The strains of juggling her own writing career with managing the rapidly growing online media outlet she founded caused Arianna Huffington to collapse at her desk from exhaustion in 2007. She’s since talked passionately about how the experience inspired her to rethink the way she was working and living. Read more
In 2011, Rihanna was hospitalised right after completing album Talk That Talk. She’s since opened up about the experience, explaining how overwhelmed she felt by all the demands on her time and the difficulty she faced prioritising tasks. “One morning I woke up and started crying so hard,” she said in an interview for video hosting channel Vevo.
Queen Latifah is another celebrity who has spoken out about her feelings of burnout and exhaustion. She says, first and foremost, she helps to stave off burn out by “checking in with herself” and talking with friends. “my friends are a good support system—my family, but if I need to speak to somebody professionally, I have no problem doing that, as well.”
In 2011, Osório’s announced a two-month recovery break from leading the Lloyds Banking Group after collapsing from work-related exhaustion. It took a week’s stay at the Priory to reset his sleeping habits to a healthy eight hours a day and Lloyds agreed to his return and supported him through the recovery to work process.

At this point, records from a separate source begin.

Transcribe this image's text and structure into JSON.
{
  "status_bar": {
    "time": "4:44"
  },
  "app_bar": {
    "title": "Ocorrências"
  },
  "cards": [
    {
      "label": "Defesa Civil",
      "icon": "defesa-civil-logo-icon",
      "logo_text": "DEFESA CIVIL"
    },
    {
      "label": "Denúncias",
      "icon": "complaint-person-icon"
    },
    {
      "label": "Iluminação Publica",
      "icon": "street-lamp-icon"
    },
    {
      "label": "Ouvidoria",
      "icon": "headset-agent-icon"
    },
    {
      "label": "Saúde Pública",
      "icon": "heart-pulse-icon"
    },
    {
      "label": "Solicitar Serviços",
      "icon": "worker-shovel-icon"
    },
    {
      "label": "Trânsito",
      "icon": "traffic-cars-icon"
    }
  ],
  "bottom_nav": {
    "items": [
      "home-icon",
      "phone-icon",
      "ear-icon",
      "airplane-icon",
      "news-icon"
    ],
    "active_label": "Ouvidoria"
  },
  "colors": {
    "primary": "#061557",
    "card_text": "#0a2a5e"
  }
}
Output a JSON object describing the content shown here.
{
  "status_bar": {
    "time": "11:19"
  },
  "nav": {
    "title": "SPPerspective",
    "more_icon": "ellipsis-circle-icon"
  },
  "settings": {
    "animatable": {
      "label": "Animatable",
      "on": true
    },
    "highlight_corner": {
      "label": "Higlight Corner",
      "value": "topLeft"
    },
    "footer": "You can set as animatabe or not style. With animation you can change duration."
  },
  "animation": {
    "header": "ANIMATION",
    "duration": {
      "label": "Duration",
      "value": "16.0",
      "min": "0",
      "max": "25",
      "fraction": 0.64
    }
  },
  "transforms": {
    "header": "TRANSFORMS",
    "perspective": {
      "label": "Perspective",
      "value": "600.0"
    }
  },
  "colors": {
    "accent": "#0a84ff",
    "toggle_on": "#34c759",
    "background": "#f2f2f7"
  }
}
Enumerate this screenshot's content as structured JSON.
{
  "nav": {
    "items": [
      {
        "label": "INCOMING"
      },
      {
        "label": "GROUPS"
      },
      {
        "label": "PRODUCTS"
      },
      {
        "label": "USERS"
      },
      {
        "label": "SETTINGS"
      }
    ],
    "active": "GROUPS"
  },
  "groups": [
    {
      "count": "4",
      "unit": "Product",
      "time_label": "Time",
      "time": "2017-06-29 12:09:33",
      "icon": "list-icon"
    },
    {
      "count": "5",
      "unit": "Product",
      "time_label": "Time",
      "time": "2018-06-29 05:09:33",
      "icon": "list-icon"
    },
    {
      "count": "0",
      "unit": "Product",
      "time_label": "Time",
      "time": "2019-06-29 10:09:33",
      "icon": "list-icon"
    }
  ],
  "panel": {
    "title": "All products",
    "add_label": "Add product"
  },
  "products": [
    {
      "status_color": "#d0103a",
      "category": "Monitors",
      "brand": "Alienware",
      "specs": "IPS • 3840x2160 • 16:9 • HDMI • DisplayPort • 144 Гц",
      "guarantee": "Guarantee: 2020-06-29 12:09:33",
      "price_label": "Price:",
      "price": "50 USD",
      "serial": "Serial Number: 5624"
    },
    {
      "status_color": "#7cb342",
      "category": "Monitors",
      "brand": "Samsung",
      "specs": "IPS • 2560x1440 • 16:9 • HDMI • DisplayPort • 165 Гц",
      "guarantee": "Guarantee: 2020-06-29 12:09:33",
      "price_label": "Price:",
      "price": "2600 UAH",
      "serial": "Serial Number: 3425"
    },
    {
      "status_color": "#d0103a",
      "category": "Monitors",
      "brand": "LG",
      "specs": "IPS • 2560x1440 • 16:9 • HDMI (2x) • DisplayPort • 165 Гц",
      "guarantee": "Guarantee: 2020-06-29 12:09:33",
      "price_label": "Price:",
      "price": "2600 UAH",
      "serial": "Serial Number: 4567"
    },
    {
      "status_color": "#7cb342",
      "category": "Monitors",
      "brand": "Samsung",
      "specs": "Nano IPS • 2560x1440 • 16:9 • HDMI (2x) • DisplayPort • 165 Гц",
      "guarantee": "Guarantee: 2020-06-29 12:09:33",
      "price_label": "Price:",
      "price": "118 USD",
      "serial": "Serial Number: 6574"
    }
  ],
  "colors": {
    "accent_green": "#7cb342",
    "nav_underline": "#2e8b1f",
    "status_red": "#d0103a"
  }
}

The announcement of his return a few months later met a positive reception in the stock market. Read more
In 2016 at the age of 25, Rita Ora was hospitalised due to exhaustion. She posted a picture of herself in a hospital bed on her social media, warning her followers that “Exhaustion is real”. She has since recovered but says her experience is proof that it is possible to run yourself into the ground if you don’t take time for rest and self-care. Read more
The partner at the top UK law firm has spoken out about the difficulty of achieving work-life balance, admitting she finds it hard to say “no” to work – no matter what she already has on her plate. In 2009, she began noticing signs of burnout and hired an executive coach to help her recover. “It really helped me take a step back and understand that with every opportunity, there’s an opportunity cost,” she said. Read more
Novelist Matt Haig’s breakdown was bought on by a hectic summer working on the party island of Ibiza, eventually leading to suicidal thoughts – something he has talked about powerfully in his book Reasons to Stay Alive. He’s since recovered and carved out a career as best-selling novelist and is a vocal advocate for mental health causes and the need to look after each other. His latest book is the Midnight Library, a story about regret and doing things differently. Read more